Dataset records
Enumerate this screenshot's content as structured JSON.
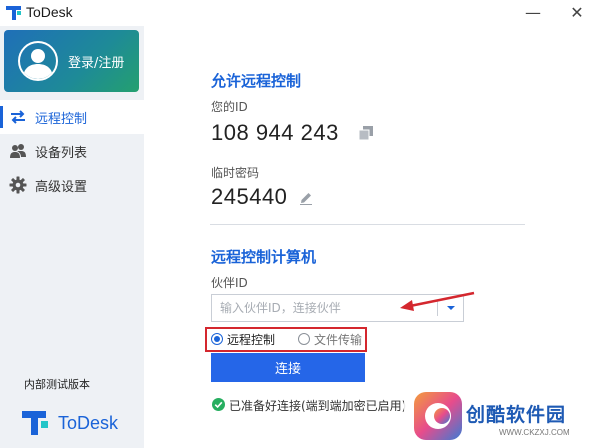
{
  "window": {
    "title": "ToDesk"
  },
  "sidebar": {
    "login_label": "登录/注册",
    "items": [
      {
        "label": "远程控制",
        "icon": "swap-arrows-icon",
        "active": true
      },
      {
        "label": "设备列表",
        "icon": "users-icon",
        "active": false
      },
      {
        "label": "高级设置",
        "icon": "gear-icon",
        "active": false
      }
    ],
    "version": "内部测试版本",
    "brand": "ToDesk"
  },
  "allow": {
    "title": "允许远程控制",
    "id_label": "您的ID",
    "id_value": "108 944 243",
    "pw_label": "临时密码",
    "pw_value": "245440"
  },
  "control": {
    "title": "远程控制计算机",
    "partner_label": "伙伴ID",
    "partner_placeholder": "输入伙伴ID，连接伙伴",
    "mode_remote": "远程控制",
    "mode_file": "文件传输",
    "selected_mode": "远程控制",
    "connect_label": "连接",
    "status_text": "已准备好连接(端到端加密已启用)"
  },
  "watermark": {
    "title": "创酷软件园",
    "url": "WWW.CKZXJ.COM"
  },
  "colors": {
    "accent": "#1a63d8",
    "button": "#2566e8",
    "annotation": "#d4272e",
    "ok": "#27ae60"
  }
}
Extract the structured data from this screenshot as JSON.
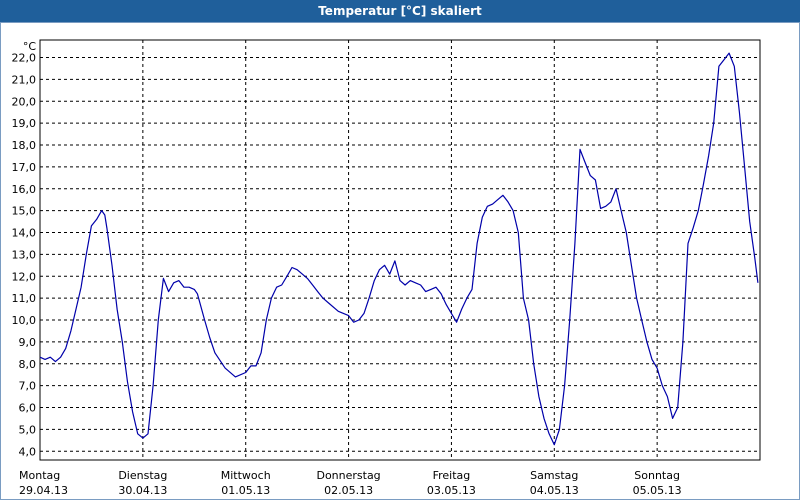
{
  "chart_data": {
    "type": "line",
    "title": "Temperatur [°C] skaliert",
    "ylabel": "°C",
    "xlabel": "",
    "ylim": [
      3.6,
      22.8
    ],
    "yticks": [
      4.0,
      5.0,
      6.0,
      7.0,
      8.0,
      9.0,
      10.0,
      11.0,
      12.0,
      13.0,
      14.0,
      15.0,
      16.0,
      17.0,
      18.0,
      19.0,
      20.0,
      21.0,
      22.0
    ],
    "ytick_labels": [
      "4,0",
      "5,0",
      "6,0",
      "7,0",
      "8,0",
      "9,0",
      "10,0",
      "11,0",
      "12,0",
      "13,0",
      "14,0",
      "15,0",
      "16,0",
      "17,0",
      "18,0",
      "19,0",
      "20,0",
      "21,0",
      "22,0"
    ],
    "xlim": [
      0,
      7
    ],
    "days": [
      {
        "weekday": "Montag",
        "date": "29.04.13"
      },
      {
        "weekday": "Dienstag",
        "date": "30.04.13"
      },
      {
        "weekday": "Mittwoch",
        "date": "01.05.13"
      },
      {
        "weekday": "Donnerstag",
        "date": "02.05.13"
      },
      {
        "weekday": "Freitag",
        "date": "03.05.13"
      },
      {
        "weekday": "Samstag",
        "date": "04.05.13"
      },
      {
        "weekday": "Sonntag",
        "date": "05.05.13"
      }
    ],
    "grid": true,
    "line_color": "#0000aa",
    "series": [
      {
        "x": [
          0,
          0.05,
          0.1,
          0.15,
          0.2,
          0.25,
          0.3,
          0.35,
          0.4,
          0.45,
          0.5,
          0.55,
          0.6,
          0.63,
          0.65,
          0.7,
          0.75,
          0.8,
          0.85,
          0.9,
          0.95,
          1.0,
          1.05,
          1.1,
          1.15,
          1.2,
          1.25,
          1.3,
          1.35,
          1.4,
          1.45,
          1.5,
          1.53,
          1.6,
          1.65,
          1.7,
          1.8,
          1.9,
          2.0,
          2.05,
          2.1,
          2.15,
          2.2,
          2.25,
          2.3,
          2.35,
          2.4,
          2.45,
          2.5,
          2.55,
          2.6,
          2.65,
          2.7,
          2.75,
          2.8,
          2.9,
          3.0,
          3.05,
          3.1,
          3.15,
          3.2,
          3.25,
          3.3,
          3.35,
          3.4,
          3.45,
          3.5,
          3.55,
          3.6,
          3.65,
          3.7,
          3.75,
          3.8,
          3.85,
          3.9,
          3.95,
          4.0,
          4.05,
          4.1,
          4.15,
          4.2,
          4.25,
          4.3,
          4.35,
          4.4,
          4.45,
          4.5,
          4.55,
          4.6,
          4.65,
          4.7,
          4.75,
          4.8,
          4.85,
          4.9,
          4.95,
          5.0,
          5.05,
          5.1,
          5.15,
          5.2,
          5.25,
          5.3,
          5.35,
          5.4,
          5.45,
          5.5,
          5.55,
          5.6,
          5.65,
          5.7,
          5.75,
          5.8,
          5.85,
          5.9,
          5.95,
          6.0,
          6.05,
          6.1,
          6.15,
          6.2,
          6.25,
          6.3,
          6.35,
          6.4,
          6.45,
          6.5,
          6.55,
          6.6,
          6.65,
          6.7,
          6.75,
          6.8,
          6.85,
          6.9,
          6.95,
          6.98
        ],
        "y": [
          8.3,
          8.2,
          8.3,
          8.1,
          8.3,
          8.7,
          9.5,
          10.5,
          11.5,
          13.0,
          14.3,
          14.6,
          15.0,
          14.8,
          14.2,
          12.5,
          10.5,
          9.0,
          7.2,
          5.8,
          4.8,
          4.6,
          4.8,
          7.0,
          10.0,
          11.9,
          11.3,
          11.7,
          11.8,
          11.5,
          11.5,
          11.4,
          11.2,
          10.0,
          9.2,
          8.5,
          7.8,
          7.4,
          7.6,
          7.9,
          7.9,
          8.5,
          10.0,
          11.0,
          11.5,
          11.6,
          12.0,
          12.4,
          12.3,
          12.1,
          11.9,
          11.6,
          11.3,
          11.0,
          10.8,
          10.4,
          10.2,
          9.9,
          10.0,
          10.3,
          11.0,
          11.8,
          12.3,
          12.5,
          12.1,
          12.7,
          11.8,
          11.6,
          11.8,
          11.7,
          11.6,
          11.3,
          11.4,
          11.5,
          11.2,
          10.7,
          10.3,
          9.9,
          10.5,
          11.0,
          11.4,
          13.5,
          14.7,
          15.2,
          15.3,
          15.5,
          15.7,
          15.4,
          15.0,
          14.0,
          11.0,
          10.0,
          8.0,
          6.5,
          5.5,
          4.8,
          4.3,
          5.0,
          7.0,
          10.0,
          13.5,
          17.8,
          17.2,
          16.6,
          16.4,
          15.1,
          15.2,
          15.4,
          16.0,
          15.0,
          14.0,
          12.5,
          11.0,
          10.0,
          9.0,
          8.2,
          7.8,
          7.0,
          6.5,
          5.5,
          6.0,
          9.0,
          13.5,
          14.2,
          15.0,
          16.2,
          17.5,
          19.0,
          21.6,
          21.9,
          22.2,
          21.6,
          19.5,
          17.0,
          14.5,
          12.8,
          11.7
        ]
      }
    ]
  }
}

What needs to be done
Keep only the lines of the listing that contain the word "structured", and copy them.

Expected answer
Enumerate this screenshot's content as structured JSON.
Extract the structured data from this screenshot as JSON.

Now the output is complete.